Scroll down to check your answers to our poster puzzles, or further down for a copy of our poster, or even further for hints if you're stuck!
MAA MathFest 2023 attendees: If you have questions, you can find MaPP volunteer Steven Clontz at "The PROSE Consortium" exhibit booth during most of the meeting!
What is MaPP anyway?
The mission of Mathematical Puzzle Programs (MaPP) is to organize quality events which get students moving around, engaged in problems, and having fun by learning and using mathematics to solve a series of puzzles.
Our signature event, the MaPP Challenge, is a puzzlehunt event ran at several college campuses across the country each year, open to their local communities, particularly high school students. Players find puzzles hidden at physical locations across campus, delivered through a GPS-enabled smart device applicaiton. Correct solutions generally lead to new locations and additional puzzles, and our main puzzles are inspired by concepts from contemporary mathematics subjects and research. Email us at firstname.lastname@example.org to get involved!
This puzzle requires the use of a common code used in our "cryptic puzzles". Ever heard of flag semaphore?
In order to read semaphore, you'll need to orient the flags in a common direction.
There are five semaphore figures, but the solution has eleven letters.
Some of the letters in the hidden word are encoded by circles.
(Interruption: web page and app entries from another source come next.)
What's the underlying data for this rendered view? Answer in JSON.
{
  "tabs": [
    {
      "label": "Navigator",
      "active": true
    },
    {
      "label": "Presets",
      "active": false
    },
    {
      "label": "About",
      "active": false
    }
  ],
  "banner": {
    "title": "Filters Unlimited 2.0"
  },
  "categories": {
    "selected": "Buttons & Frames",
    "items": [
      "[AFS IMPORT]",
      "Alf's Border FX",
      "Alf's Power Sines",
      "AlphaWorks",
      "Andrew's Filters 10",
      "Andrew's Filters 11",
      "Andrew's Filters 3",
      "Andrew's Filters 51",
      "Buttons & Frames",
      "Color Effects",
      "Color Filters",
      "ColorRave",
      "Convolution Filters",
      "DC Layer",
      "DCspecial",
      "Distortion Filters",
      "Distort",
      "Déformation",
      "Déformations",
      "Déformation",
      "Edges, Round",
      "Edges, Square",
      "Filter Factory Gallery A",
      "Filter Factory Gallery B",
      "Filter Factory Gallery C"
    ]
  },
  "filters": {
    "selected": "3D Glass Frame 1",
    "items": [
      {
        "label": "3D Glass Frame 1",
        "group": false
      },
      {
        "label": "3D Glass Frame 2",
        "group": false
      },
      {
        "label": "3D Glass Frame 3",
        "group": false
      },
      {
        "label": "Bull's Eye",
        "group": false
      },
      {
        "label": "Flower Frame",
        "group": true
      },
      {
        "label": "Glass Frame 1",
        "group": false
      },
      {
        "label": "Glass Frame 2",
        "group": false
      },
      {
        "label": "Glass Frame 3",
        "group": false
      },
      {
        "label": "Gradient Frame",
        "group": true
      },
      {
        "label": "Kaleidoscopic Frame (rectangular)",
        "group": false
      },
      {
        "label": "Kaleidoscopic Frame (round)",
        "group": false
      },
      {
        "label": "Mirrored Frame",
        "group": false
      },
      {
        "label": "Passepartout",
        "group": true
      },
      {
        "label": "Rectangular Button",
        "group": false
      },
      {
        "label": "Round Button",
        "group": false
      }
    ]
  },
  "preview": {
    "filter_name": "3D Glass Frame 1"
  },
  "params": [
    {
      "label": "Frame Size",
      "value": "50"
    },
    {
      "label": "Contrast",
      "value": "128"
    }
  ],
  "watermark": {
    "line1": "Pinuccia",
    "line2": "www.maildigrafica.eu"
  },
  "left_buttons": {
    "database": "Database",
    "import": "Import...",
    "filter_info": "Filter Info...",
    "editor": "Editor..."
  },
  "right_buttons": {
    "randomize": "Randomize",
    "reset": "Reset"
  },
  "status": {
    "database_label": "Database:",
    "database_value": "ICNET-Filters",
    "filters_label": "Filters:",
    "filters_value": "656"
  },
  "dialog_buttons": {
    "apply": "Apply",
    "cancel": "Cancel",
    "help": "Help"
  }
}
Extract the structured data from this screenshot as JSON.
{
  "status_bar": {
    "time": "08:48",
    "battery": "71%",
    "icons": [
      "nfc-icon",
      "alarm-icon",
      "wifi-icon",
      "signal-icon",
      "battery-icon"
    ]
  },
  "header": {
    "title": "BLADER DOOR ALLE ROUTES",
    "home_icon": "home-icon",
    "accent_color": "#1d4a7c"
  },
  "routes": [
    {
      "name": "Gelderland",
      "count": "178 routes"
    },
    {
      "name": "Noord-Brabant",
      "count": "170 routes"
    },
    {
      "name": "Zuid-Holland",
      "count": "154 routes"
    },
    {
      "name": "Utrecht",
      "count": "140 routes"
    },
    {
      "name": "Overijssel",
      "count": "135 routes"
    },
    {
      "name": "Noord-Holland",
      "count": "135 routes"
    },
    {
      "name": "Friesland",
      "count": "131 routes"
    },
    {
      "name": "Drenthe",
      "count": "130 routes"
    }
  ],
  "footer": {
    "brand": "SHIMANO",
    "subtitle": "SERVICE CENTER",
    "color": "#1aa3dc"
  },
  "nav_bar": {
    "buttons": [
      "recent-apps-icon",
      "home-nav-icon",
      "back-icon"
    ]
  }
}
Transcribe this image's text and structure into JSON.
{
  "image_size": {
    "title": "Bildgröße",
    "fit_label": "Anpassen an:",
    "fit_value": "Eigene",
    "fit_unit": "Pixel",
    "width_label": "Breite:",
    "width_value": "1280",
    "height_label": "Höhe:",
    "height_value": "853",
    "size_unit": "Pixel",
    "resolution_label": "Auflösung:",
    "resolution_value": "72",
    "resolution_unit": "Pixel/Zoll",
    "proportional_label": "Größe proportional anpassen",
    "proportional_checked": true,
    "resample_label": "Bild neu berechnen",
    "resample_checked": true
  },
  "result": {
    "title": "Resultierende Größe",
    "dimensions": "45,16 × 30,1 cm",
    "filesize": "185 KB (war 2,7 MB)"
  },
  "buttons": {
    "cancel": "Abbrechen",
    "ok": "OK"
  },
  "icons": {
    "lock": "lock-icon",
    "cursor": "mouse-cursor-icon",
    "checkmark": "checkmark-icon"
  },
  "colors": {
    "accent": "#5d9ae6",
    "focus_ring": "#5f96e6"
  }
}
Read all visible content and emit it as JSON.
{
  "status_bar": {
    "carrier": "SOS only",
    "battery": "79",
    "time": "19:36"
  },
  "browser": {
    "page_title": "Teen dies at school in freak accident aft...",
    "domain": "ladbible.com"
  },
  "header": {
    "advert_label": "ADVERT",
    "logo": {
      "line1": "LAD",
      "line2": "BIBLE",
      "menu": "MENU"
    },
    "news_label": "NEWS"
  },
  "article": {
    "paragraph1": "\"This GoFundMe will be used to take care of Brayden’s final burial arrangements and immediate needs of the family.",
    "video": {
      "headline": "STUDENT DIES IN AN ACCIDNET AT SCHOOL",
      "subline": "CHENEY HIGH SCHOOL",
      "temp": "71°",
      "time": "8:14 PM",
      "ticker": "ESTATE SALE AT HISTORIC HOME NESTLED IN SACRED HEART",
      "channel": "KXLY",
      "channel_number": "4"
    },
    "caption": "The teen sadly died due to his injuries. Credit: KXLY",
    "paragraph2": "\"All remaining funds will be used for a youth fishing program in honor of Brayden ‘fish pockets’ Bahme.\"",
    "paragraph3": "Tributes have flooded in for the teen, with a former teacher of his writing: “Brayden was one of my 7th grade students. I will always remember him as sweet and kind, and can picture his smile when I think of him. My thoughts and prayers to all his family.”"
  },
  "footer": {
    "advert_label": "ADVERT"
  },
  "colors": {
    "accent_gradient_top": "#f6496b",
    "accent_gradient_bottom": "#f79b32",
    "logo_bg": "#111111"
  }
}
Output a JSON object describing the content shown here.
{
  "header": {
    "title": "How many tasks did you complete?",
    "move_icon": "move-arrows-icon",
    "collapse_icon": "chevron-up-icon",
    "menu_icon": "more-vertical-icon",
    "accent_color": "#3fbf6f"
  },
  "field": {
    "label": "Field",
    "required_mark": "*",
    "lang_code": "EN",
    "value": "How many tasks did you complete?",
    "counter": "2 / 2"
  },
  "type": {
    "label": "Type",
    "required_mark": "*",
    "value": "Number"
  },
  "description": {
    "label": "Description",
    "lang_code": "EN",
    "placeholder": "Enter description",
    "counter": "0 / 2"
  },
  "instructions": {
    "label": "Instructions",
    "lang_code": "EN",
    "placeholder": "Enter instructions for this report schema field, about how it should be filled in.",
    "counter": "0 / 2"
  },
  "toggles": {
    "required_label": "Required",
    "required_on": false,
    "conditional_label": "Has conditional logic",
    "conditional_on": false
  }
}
These can also be converted into semaphore configurations, but how?
Did you notice that the circles match the three puzzle colors? How might you take a section of the poster associated with a puzzle color and obtain a semaphore letter?
This puzzle includes an incomplete grid of the letters A-Y. You'll need to find a way to insert the missing letters shown into the grid.
Each row of the grid has a certain rule that fits exactly five of the 25 letters used in the puzzle.
This rule has to do with a mathematical field called "topology": each letter in a row can be deformed into every other letter in a certain way.
All the letters in each row are "homeomorphic", which is a mathy way to ensure that they all have the same kinds of loops and intersections, even if they aren't "congruent" geometrically.
Once all the homeomorphic letters are positioned in alphabetical order in each row, the numbers 1-8 designate which letters can be extracted into the eight-letter solution.
This puzzle is all about data analysis. The images at the base somehow describe the two example datasets of six integers given for each.
To solve this puzzle, you'll need to figure out the rule that connects the eight datasets with the figures at the base. Then each dataset yields a letter, spelling an eight-letter solution.
The key is to consider how close the datapoints are to each other. For example, 65 is closer to 68 than 13 is to 19.
The first two columns of each figure describe how among the six datapoints given, there is always a pair that is closer together than any other pair of numbers.
Imagine the numbers positioned on a number line, and that these points grew outward into line segments at the same speed. When would these segments start to overlap? What would that look like? Eventually they'd all overlap, which is why the last column of each figure is always a single line segment.